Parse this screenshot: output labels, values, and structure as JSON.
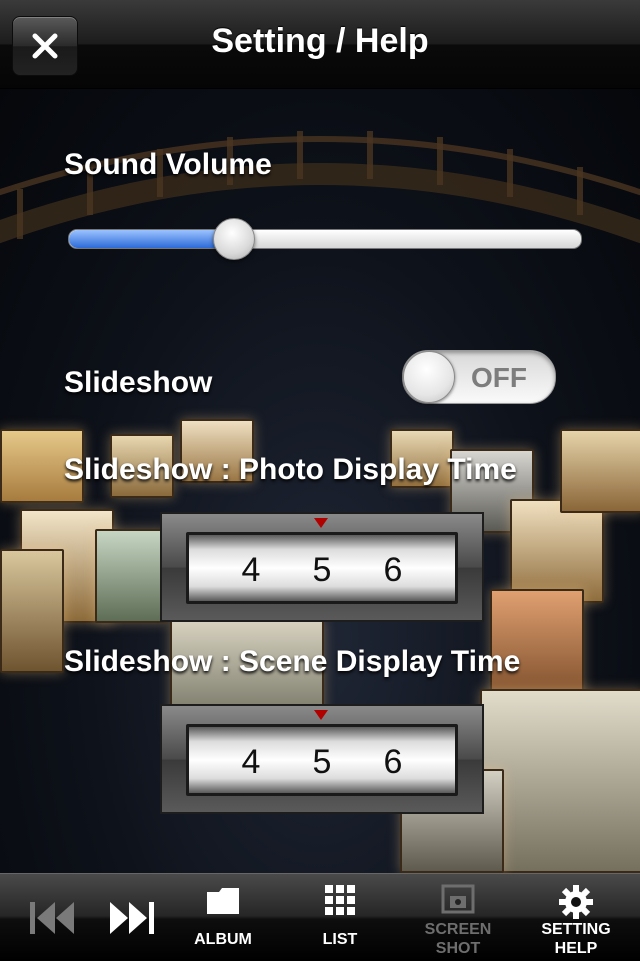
{
  "header": {
    "title": "Setting / Help",
    "close_icon": "close-icon"
  },
  "settings": {
    "sound_volume": {
      "label": "Sound Volume",
      "value": 0.32
    },
    "slideshow": {
      "label": "Slideshow",
      "state": "OFF"
    },
    "photo_display_time": {
      "label": "Slideshow : Photo Display Time",
      "values": [
        "4",
        "5",
        "6"
      ]
    },
    "scene_display_time": {
      "label": "Slideshow : Scene Display Time",
      "values": [
        "4",
        "5",
        "6"
      ]
    }
  },
  "toolbar": {
    "items": [
      {
        "icon": "previous-icon",
        "label": ""
      },
      {
        "icon": "next-icon",
        "label": ""
      },
      {
        "icon": "folder-icon",
        "label": "ALBUM"
      },
      {
        "icon": "grid-icon",
        "label": "LIST"
      },
      {
        "icon": "screenshot-icon",
        "label": "SCREEN\nSHOT"
      },
      {
        "icon": "gear-icon",
        "label": "SETTING\nHELP"
      }
    ]
  },
  "colors": {
    "slider_fill": "#2c6bd8",
    "picker_marker": "#b00000",
    "disabled_text": "#6e6e6e"
  }
}
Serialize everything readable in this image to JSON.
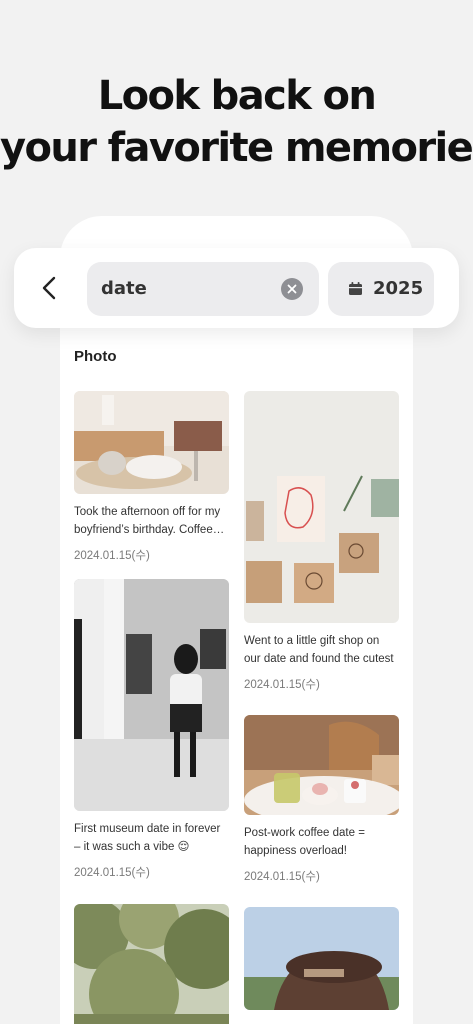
{
  "headline": {
    "line1": "Look back on",
    "line2": "your favorite memories"
  },
  "search": {
    "query": "date",
    "year": "2025"
  },
  "section": {
    "title": "Photo"
  },
  "posts": [
    {
      "caption": "Took the afternoon off for my boyfriend’s birthday. Coffee…",
      "date": "2024.01.15(수)"
    },
    {
      "caption": "Went to a little gift shop on our date and found the cutest ill…",
      "date": "2024.01.15(수)"
    },
    {
      "caption": "First museum date in forever – it was such a vibe 😌",
      "date": "2024.01.15(수)"
    },
    {
      "caption": "Post-work coffee date = happiness overload! Woohoo~",
      "date": "2024.01.15(수)"
    }
  ],
  "colors": {
    "background": "#f2f2f2",
    "card": "#ffffff",
    "field": "#ececee",
    "clear_icon": "#8e8f94"
  },
  "icons": [
    "back-chevron-icon",
    "clear-icon",
    "calendar-icon"
  ]
}
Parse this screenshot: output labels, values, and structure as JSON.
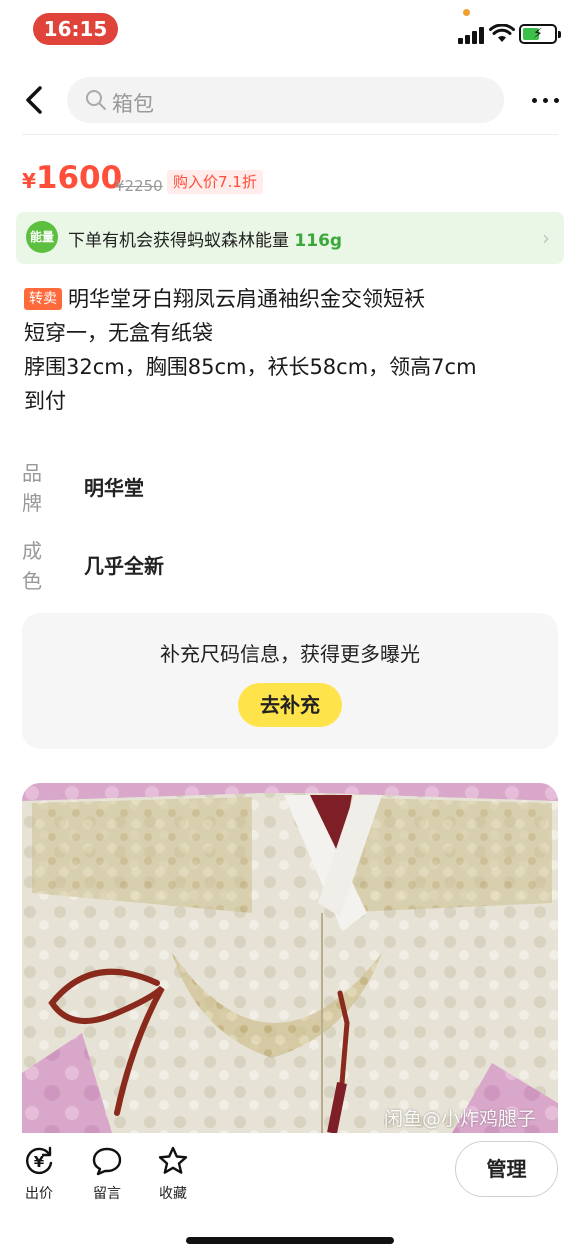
{
  "status_bar": {
    "time": "16:15"
  },
  "search": {
    "placeholder": "箱包"
  },
  "price": {
    "symbol": "¥",
    "value": "1600",
    "original": "¥2250",
    "tag": "购入价7.1折"
  },
  "energy": {
    "badge": "能量",
    "text": "下单有机会获得蚂蚁森林能量 ",
    "value": "116g"
  },
  "listing": {
    "resell_tag": "转卖",
    "title": "明华堂牙白翔凤云肩通袖织金交领短袄",
    "lines": [
      "短穿一，无盒有纸袋",
      "脖围32cm，胸围85cm，袄长58cm，领高7cm",
      "到付"
    ]
  },
  "attributes": [
    {
      "key": "品牌",
      "value": "明华堂"
    },
    {
      "key": "成色",
      "value": "几乎全新"
    }
  ],
  "supplement": {
    "text": "补充尺码信息，获得更多曝光",
    "button": "去补充"
  },
  "photo": {
    "watermark": "闲鱼@小炸鸡腿子"
  },
  "bottom_bar": {
    "bid": "出价",
    "message": "留言",
    "favorite": "收藏",
    "manage": "管理"
  },
  "colors": {
    "price_red": "#ff4f3a",
    "energy_green": "#3aa83a",
    "button_yellow": "#ffe34a",
    "time_pill": "#e0433a"
  }
}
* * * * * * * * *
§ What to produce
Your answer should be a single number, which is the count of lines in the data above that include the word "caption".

§ The completed task
4